Task to carry out →
Write out the entire listing below exactly, with the pictures left out.

*** Opening of Data shown ***

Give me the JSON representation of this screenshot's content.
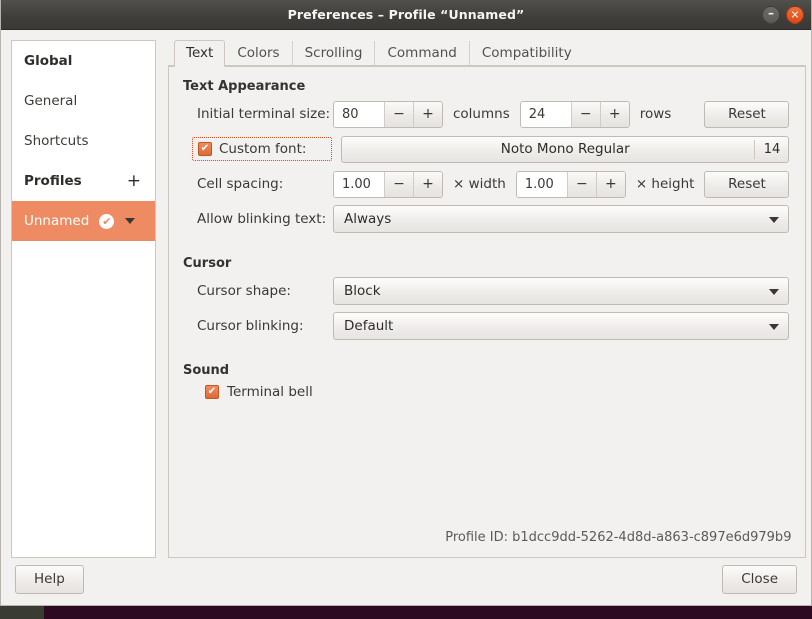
{
  "window": {
    "title": "Preferences – Profile “Unnamed”",
    "minimize_icon": "minimize-icon",
    "minimize_glyph": "–",
    "close_icon": "close-icon",
    "close_glyph": "✕"
  },
  "sidebar": {
    "items": [
      {
        "label": "Global",
        "type": "header"
      },
      {
        "label": "General",
        "type": "item"
      },
      {
        "label": "Shortcuts",
        "type": "item"
      },
      {
        "label": "Profiles",
        "type": "header",
        "add_label": "+"
      },
      {
        "label": "Unnamed",
        "type": "profile",
        "selected": true,
        "check_glyph": "✔"
      }
    ]
  },
  "tabs": [
    {
      "label": "Text",
      "active": true
    },
    {
      "label": "Colors",
      "active": false
    },
    {
      "label": "Scrolling",
      "active": false
    },
    {
      "label": "Command",
      "active": false
    },
    {
      "label": "Compatibility",
      "active": false
    }
  ],
  "text_appearance": {
    "heading": "Text Appearance",
    "terminal_size": {
      "label": "Initial terminal size:",
      "columns_value": "80",
      "columns_unit": "columns",
      "rows_value": "24",
      "rows_unit": "rows",
      "minus": "−",
      "plus": "+",
      "reset_label": "Reset"
    },
    "custom_font": {
      "label": "Custom font:",
      "checked_glyph": "✔",
      "font_name": "Noto Mono Regular",
      "font_size": "14"
    },
    "cell_spacing": {
      "label": "Cell spacing:",
      "width_value": "1.00",
      "width_unit": "× width",
      "height_value": "1.00",
      "height_unit": "× height",
      "minus": "−",
      "plus": "+",
      "reset_label": "Reset"
    },
    "blinking": {
      "label": "Allow blinking text:",
      "value": "Always"
    }
  },
  "cursor": {
    "heading": "Cursor",
    "shape": {
      "label": "Cursor shape:",
      "value": "Block"
    },
    "blinking": {
      "label": "Cursor blinking:",
      "value": "Default"
    }
  },
  "sound": {
    "heading": "Sound",
    "terminal_bell": {
      "label": "Terminal bell",
      "checked_glyph": "✔"
    }
  },
  "profile_id": {
    "label": "Profile ID:",
    "value": "b1dcc9dd-5262-4d8d-a863-c897e6d979b9"
  },
  "footer": {
    "help_label": "Help",
    "close_label": "Close"
  },
  "colors": {
    "accent": "#ef8b63",
    "close_button": "#dd4814",
    "titlebar": "#3f3e3b",
    "window_bg": "#f2f1f0"
  }
}
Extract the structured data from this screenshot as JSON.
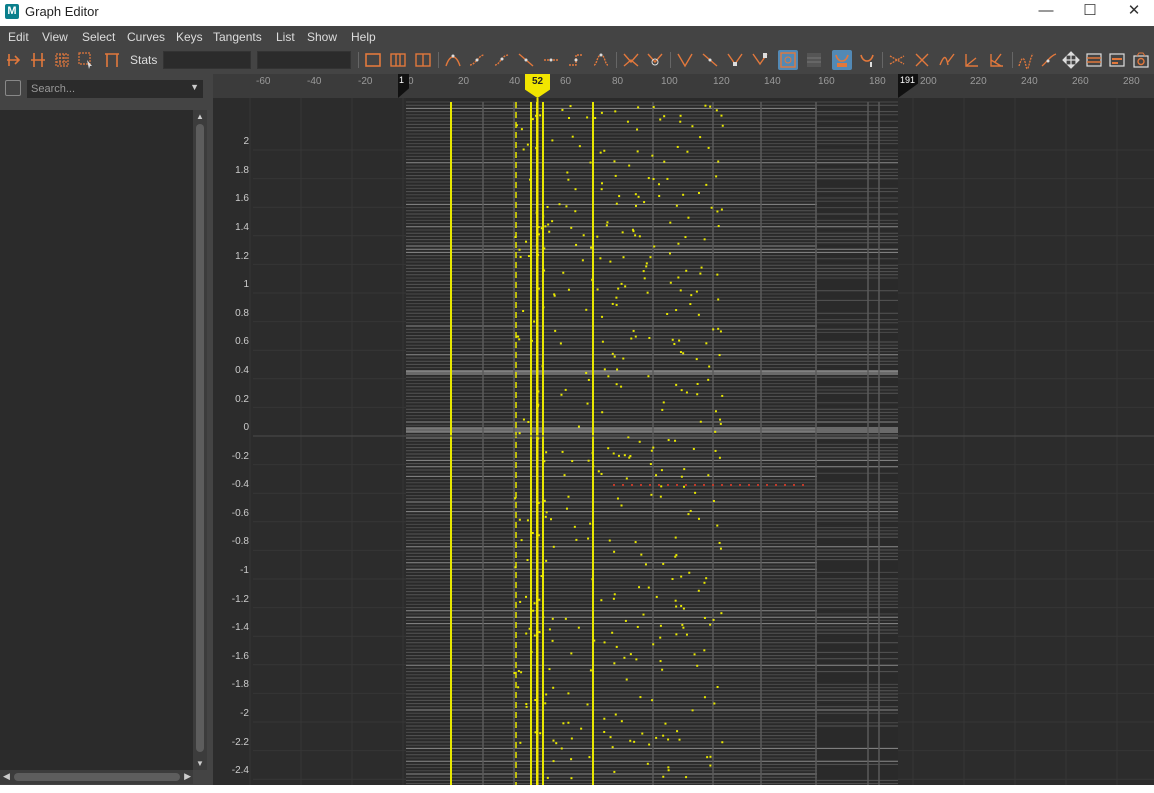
{
  "window": {
    "title": "Graph Editor",
    "logo": "M"
  },
  "controls": {
    "minimize": "—",
    "maximize": "☐",
    "close": "✕"
  },
  "menu": [
    "Edit",
    "View",
    "Select",
    "Curves",
    "Keys",
    "Tangents",
    "List",
    "Show",
    "Help"
  ],
  "toolbar": {
    "stats_label": "Stats",
    "stats_value1": "",
    "stats_value2": ""
  },
  "outliner": {
    "search_placeholder": "Search..."
  },
  "timeline": {
    "ticks": [
      "-60",
      "-40",
      "-20",
      "0",
      "20",
      "40",
      "60",
      "80",
      "100",
      "120",
      "140",
      "160",
      "180",
      "200",
      "220",
      "240",
      "260",
      "280"
    ],
    "start_frame": "1",
    "end_frame": "191",
    "current_frame": "52"
  },
  "y_axis": [
    "2",
    "1.8",
    "1.6",
    "1.4",
    "1.2",
    "1",
    "0.8",
    "0.6",
    "0.4",
    "0.2",
    "0",
    "-0.2",
    "-0.4",
    "-0.6",
    "-0.8",
    "-1",
    "-1.2",
    "-1.4",
    "-1.6",
    "-1.8",
    "-2",
    "-2.2",
    "-2.4"
  ],
  "colors": {
    "accent": "#5289b5",
    "key_yellow": "#e8e800",
    "current_time": "#f2e600",
    "icon_orange": "#e2783c",
    "key_red": "#c23a2a"
  }
}
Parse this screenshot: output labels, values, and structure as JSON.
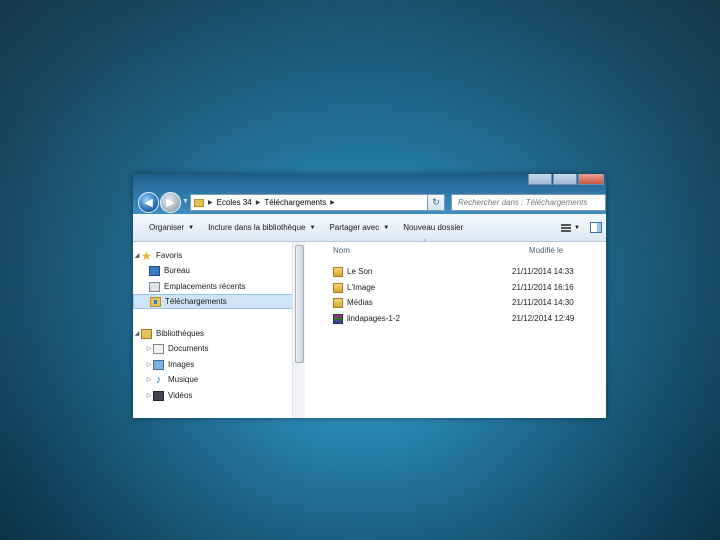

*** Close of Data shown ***

Solution →
Give me the JSON representation of this screenshot's content.
{
  "window": {
    "title": "Preferences – Profile “Unnamed”",
    "minimize_icon": "minimize-icon",
    "minimize_glyph": "–",
    "close_icon": "close-icon",
    "close_glyph": "✕"
  },
  "sidebar": {
    "items": [
      {
        "label": "Global",
        "type": "header"
      },
      {
        "label": "General",
        "type": "item"
      },
      {
        "label": "Shortcuts",
        "type": "item"
      },
      {
        "label": "Profiles",
        "type": "header",
        "add_label": "+"
      },
      {
        "label": "Unnamed",
        "type": "profile",
        "selected": true,
        "check_glyph": "✔"
      }
    ]
  },
  "tabs": [
    {
      "label": "Text",
      "active": true
    },
    {
      "label": "Colors",
      "active": false
    },
    {
      "label": "Scrolling",
      "active": false
    },
    {
      "label": "Command",
      "active": false
    },
    {
      "label": "Compatibility",
      "active": false
    }
  ],
  "text_appearance": {
    "heading": "Text Appearance",
    "terminal_size": {
      "label": "Initial terminal size:",
      "columns_value": "80",
      "columns_unit": "columns",
      "rows_value": "24",
      "rows_unit": "rows",
      "minus": "−",
      "plus": "+",
      "reset_label": "Reset"
    },
    "custom_font": {
      "label": "Custom font:",
      "checked_glyph": "✔",
      "font_name": "Noto Mono Regular",
      "font_size": "14"
    },
    "cell_spacing": {
      "label": "Cell spacing:",
      "width_value": "1.00",
      "width_unit": "× width",
      "height_value": "1.00",
      "height_unit": "× height",
      "minus": "−",
      "plus": "+",
      "reset_label": "Reset"
    },
    "blinking": {
      "label": "Allow blinking text:",
      "value": "Always"
    }
  },
  "cursor": {
    "heading": "Cursor",
    "shape": {
      "label": "Cursor shape:",
      "value": "Block"
    },
    "blinking": {
      "label": "Cursor blinking:",
      "value": "Default"
    }
  },
  "sound": {
    "heading": "Sound",
    "terminal_bell": {
      "label": "Terminal bell",
      "checked_glyph": "✔"
    }
  },
  "profile_id": {
    "label": "Profile ID:",
    "value": "b1dcc9dd-5262-4d8d-a863-c897e6d979b9"
  },
  "footer": {
    "help_label": "Help",
    "close_label": "Close"
  },
  "colors": {
    "accent": "#ef8b63",
    "close_button": "#dd4814",
    "titlebar": "#3f3e3b",
    "window_bg": "#f2f1f0"
  }
}
Extract the structured data from this screenshot as JSON.
{
  "window": {
    "title": "Graph Editor",
    "logo": "M"
  },
  "controls": {
    "minimize": "—",
    "maximize": "☐",
    "close": "✕"
  },
  "menu": [
    "Edit",
    "View",
    "Select",
    "Curves",
    "Keys",
    "Tangents",
    "List",
    "Show",
    "Help"
  ],
  "toolbar": {
    "stats_label": "Stats",
    "stats_value1": "",
    "stats_value2": ""
  },
  "outliner": {
    "search_placeholder": "Search..."
  },
  "timeline": {
    "ticks": [
      "-60",
      "-40",
      "-20",
      "0",
      "20",
      "40",
      "60",
      "80",
      "100",
      "120",
      "140",
      "160",
      "180",
      "200",
      "220",
      "240",
      "260",
      "280"
    ],
    "start_frame": "1",
    "end_frame": "191",
    "current_frame": "52"
  },
  "y_axis": [
    "2",
    "1.8",
    "1.6",
    "1.4",
    "1.2",
    "1",
    "0.8",
    "0.6",
    "0.4",
    "0.2",
    "0",
    "-0.2",
    "-0.4",
    "-0.6",
    "-0.8",
    "-1",
    "-1.2",
    "-1.4",
    "-1.6",
    "-1.8",
    "-2",
    "-2.2",
    "-2.4"
  ],
  "colors": {
    "accent": "#5289b5",
    "key_yellow": "#e8e800",
    "current_time": "#f2e600",
    "icon_orange": "#e2783c",
    "key_red": "#c23a2a"
  }
}
Parse this screenshot: output labels, values, and structure as JSON.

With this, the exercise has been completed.